“Bad Luck Way: A Year on The Edge of the West”
In his captivating memoir, “Bad Luck Way: A Year on The Edge of the West,” Bryce Andrews beautifully describes life on the desolate Sun Ranch in southwestern Montana.
Since childhood Andrews has been “obsessed with the West.” After his first trip to Zentz Ranch at age 9, Andrews felt an intrinsic adulation for the land: the immense, open sky; the veiled, jagged points of the Crazy Mountains; boundless prairies, and the irresistible fear of freedom harvested a passion in him he had never experienced before.
Born and raised in the flurry of city life in Seattle, Andrews voluntarily spent every summer toiling on the land at Zentz Ranch for little pay until he turned 18.
Leaving the sovereignty of the whispering plains and infinite, consoling sky, his return trip to Seattle, like so many before, only reinforced his connection with the land: “Whenever I went home to the damp claustrophobia of Seattle, I would dream about big, dry, lonely country.”
His devotion to Montana secures him a six-month position at The Sun Ranch, an establishment dedicated “to integrate ranching into a functional, natural ecosystem.”
Soon, Andrews understands the fine line between defending the livestock and breaking the understood alliance with dwelling predators: “When a person works long enough on a ranch, he comes to suspect that most of the living things that walk or grow on the hills and pastures are either with or against him. Smart cow dogs, calm horses, fertile heifers and thick strands of wheatgrass are on a rancher’s side. Noxious weeds and stock-killing predators stand decidedly against him.”
Andrews’ lyrical style effortlessly floats from one page to the next with exquisite poetic interludes comparing his own journey to that of a lone wolf: “The wolf was not the first of his kind to stake a claim on Squaw Creek, below the sheer rocks of Hilgard Peak. Others, not long gone, had left their mark on the landscape.
As he blundered into the places where they had killed elk and prowled through the mossy wreckage of skeletons, he discovered the best trails from one ridge to another and paused at scent trees that still held the last whiffs of stale urine. In time he found and cautiously entered old dens. Nothing waited for him inside.”
Andrews’ transformative journey is captured with vivid sensory details of the harsh and beautiful realities of living on a Montana ranch while trying to coexist with a local wolf pack. He meticulously weaves the lives of the wolves and the lives on the ranch, provoking the reader to empathize with both parties. From one chapter to the next, Andrews transports the reader to the majestic Montana landscape with prosaic imagery.
A combination of the time-honored, instinctual, and demanding lifestyle of ranch living with heartfelt attachment for creatures both predatory and domestic, this honest and eloquent testimony creates a thought-provoking tale of a life-changing experience.

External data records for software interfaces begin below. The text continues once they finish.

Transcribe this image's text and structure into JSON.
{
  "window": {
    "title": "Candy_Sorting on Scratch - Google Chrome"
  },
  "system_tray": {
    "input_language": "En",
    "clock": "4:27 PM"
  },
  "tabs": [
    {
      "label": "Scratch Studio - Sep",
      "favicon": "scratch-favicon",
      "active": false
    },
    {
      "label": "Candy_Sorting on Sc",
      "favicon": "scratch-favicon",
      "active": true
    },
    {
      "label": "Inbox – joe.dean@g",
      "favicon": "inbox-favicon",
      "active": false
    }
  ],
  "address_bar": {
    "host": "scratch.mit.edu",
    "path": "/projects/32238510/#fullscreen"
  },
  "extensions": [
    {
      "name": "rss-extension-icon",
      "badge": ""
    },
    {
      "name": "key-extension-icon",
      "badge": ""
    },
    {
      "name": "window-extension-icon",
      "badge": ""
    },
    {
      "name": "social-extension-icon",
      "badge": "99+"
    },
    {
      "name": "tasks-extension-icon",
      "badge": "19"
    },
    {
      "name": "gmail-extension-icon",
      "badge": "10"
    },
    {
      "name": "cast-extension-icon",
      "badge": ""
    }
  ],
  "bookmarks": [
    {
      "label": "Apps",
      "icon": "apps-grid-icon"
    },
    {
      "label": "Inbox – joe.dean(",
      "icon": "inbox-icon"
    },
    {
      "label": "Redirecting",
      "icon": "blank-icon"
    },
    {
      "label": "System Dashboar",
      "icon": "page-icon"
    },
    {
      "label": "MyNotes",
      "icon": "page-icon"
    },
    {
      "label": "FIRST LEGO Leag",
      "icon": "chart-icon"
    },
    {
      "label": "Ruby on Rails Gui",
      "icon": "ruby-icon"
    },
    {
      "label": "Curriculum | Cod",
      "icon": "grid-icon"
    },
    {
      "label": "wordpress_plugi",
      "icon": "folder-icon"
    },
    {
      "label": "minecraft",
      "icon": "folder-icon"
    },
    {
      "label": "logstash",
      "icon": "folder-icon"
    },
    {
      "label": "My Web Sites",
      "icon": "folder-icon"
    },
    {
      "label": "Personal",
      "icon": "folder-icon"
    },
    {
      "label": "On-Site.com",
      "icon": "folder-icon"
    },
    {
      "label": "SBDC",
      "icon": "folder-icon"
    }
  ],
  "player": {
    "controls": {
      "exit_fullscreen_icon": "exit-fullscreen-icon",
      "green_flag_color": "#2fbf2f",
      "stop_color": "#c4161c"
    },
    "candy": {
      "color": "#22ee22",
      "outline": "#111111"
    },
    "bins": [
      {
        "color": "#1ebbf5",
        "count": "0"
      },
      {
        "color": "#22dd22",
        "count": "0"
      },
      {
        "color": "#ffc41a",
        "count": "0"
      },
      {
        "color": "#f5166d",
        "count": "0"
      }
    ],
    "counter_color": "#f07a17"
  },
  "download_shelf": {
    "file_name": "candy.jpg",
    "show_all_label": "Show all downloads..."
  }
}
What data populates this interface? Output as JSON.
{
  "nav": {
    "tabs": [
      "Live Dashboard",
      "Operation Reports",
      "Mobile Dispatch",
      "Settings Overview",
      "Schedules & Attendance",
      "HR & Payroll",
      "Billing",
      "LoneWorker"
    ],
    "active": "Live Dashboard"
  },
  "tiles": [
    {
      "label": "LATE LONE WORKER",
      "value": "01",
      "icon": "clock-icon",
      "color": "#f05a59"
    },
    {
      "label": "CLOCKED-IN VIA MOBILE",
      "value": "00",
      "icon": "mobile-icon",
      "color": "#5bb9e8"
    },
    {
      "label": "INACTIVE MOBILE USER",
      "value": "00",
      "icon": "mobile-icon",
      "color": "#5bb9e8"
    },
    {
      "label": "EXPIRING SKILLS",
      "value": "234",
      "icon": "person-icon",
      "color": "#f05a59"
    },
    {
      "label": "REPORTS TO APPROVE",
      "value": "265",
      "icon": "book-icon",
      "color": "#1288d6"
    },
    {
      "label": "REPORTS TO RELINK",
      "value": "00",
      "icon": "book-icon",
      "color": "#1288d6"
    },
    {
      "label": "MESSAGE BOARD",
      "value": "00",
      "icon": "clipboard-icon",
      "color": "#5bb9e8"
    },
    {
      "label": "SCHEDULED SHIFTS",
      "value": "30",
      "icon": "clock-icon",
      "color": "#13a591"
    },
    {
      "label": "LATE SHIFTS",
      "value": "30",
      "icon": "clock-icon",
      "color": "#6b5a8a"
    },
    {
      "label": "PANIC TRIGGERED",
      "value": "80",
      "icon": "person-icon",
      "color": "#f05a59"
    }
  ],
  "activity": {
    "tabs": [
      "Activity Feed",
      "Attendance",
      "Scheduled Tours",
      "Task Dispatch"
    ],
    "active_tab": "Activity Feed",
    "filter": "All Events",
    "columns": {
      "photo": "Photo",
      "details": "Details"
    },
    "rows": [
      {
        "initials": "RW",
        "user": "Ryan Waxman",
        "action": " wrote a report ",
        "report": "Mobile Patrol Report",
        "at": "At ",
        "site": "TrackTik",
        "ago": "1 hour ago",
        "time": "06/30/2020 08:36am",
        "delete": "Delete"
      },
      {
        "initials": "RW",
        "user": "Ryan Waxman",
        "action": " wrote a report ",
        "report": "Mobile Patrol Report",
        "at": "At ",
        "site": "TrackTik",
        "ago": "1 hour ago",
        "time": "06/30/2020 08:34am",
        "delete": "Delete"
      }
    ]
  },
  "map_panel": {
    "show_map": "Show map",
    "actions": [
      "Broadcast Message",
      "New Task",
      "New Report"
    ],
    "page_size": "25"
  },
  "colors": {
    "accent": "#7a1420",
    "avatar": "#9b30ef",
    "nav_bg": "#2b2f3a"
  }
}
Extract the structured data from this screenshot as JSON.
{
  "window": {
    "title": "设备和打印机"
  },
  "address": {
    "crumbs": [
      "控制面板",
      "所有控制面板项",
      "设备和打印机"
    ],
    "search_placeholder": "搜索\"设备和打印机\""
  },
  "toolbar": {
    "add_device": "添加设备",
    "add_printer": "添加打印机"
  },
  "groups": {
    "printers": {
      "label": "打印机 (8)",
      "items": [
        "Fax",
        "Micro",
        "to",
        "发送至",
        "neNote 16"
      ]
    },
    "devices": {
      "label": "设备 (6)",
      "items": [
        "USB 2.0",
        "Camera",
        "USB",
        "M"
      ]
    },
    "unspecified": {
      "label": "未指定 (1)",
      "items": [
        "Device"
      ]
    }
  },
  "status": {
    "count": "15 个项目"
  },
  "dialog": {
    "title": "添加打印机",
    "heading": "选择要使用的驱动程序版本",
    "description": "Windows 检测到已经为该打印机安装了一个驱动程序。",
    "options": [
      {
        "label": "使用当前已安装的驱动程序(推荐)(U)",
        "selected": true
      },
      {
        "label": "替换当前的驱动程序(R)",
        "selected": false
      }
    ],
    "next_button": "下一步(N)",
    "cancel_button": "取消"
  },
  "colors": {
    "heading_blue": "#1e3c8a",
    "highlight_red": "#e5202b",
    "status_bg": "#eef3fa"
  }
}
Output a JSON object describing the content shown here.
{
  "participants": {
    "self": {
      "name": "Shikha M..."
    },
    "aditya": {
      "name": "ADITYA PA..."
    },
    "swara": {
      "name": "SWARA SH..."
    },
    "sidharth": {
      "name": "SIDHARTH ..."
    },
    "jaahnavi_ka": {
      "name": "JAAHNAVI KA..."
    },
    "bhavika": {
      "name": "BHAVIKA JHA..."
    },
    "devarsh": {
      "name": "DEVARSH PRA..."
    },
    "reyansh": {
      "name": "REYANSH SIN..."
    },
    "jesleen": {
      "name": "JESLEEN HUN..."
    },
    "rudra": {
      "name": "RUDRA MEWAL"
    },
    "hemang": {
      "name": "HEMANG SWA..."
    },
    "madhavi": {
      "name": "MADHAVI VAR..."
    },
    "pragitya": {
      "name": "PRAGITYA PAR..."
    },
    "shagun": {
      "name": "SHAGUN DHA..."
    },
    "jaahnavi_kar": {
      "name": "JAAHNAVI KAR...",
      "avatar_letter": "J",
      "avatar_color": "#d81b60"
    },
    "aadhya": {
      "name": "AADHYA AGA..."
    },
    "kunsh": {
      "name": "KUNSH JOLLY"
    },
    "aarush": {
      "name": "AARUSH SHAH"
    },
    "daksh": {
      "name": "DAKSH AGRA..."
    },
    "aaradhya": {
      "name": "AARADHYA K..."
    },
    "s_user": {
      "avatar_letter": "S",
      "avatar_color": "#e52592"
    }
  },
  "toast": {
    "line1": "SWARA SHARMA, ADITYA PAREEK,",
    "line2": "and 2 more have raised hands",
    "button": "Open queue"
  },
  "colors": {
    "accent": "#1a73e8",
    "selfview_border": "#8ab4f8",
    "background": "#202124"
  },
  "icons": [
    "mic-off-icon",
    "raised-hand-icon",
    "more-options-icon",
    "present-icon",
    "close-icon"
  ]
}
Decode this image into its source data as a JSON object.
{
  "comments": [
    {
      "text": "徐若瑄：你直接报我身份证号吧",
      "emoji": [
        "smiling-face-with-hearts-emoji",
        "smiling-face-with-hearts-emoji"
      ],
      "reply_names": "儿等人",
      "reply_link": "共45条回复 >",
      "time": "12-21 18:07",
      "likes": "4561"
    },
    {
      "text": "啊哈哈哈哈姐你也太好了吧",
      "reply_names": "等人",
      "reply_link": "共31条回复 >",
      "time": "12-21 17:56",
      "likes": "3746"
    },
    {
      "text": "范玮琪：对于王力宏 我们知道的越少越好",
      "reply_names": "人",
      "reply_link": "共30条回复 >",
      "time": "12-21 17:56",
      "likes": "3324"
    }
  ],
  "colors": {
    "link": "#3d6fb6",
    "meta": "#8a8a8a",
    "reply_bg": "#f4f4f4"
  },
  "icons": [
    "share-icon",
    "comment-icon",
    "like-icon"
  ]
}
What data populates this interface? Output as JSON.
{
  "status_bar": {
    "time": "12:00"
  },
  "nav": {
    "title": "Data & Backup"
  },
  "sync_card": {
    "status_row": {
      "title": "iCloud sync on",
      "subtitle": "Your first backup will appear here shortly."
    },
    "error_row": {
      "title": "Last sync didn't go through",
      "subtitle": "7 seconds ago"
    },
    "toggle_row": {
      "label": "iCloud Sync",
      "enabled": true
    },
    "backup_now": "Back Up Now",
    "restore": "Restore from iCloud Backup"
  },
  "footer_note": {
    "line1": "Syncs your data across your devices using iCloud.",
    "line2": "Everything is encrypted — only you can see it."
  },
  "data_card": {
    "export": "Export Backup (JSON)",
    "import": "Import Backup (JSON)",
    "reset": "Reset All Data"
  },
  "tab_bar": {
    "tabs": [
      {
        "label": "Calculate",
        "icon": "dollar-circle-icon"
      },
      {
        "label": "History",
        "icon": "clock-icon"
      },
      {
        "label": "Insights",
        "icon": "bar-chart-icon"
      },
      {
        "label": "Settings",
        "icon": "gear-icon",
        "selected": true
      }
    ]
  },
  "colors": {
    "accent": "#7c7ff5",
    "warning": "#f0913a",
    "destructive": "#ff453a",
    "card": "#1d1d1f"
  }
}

This commemorative memoir illustrates a contemporary spin on the West while capturing the inescapable brutality of the hard work that shapes what it means to be a cowboy.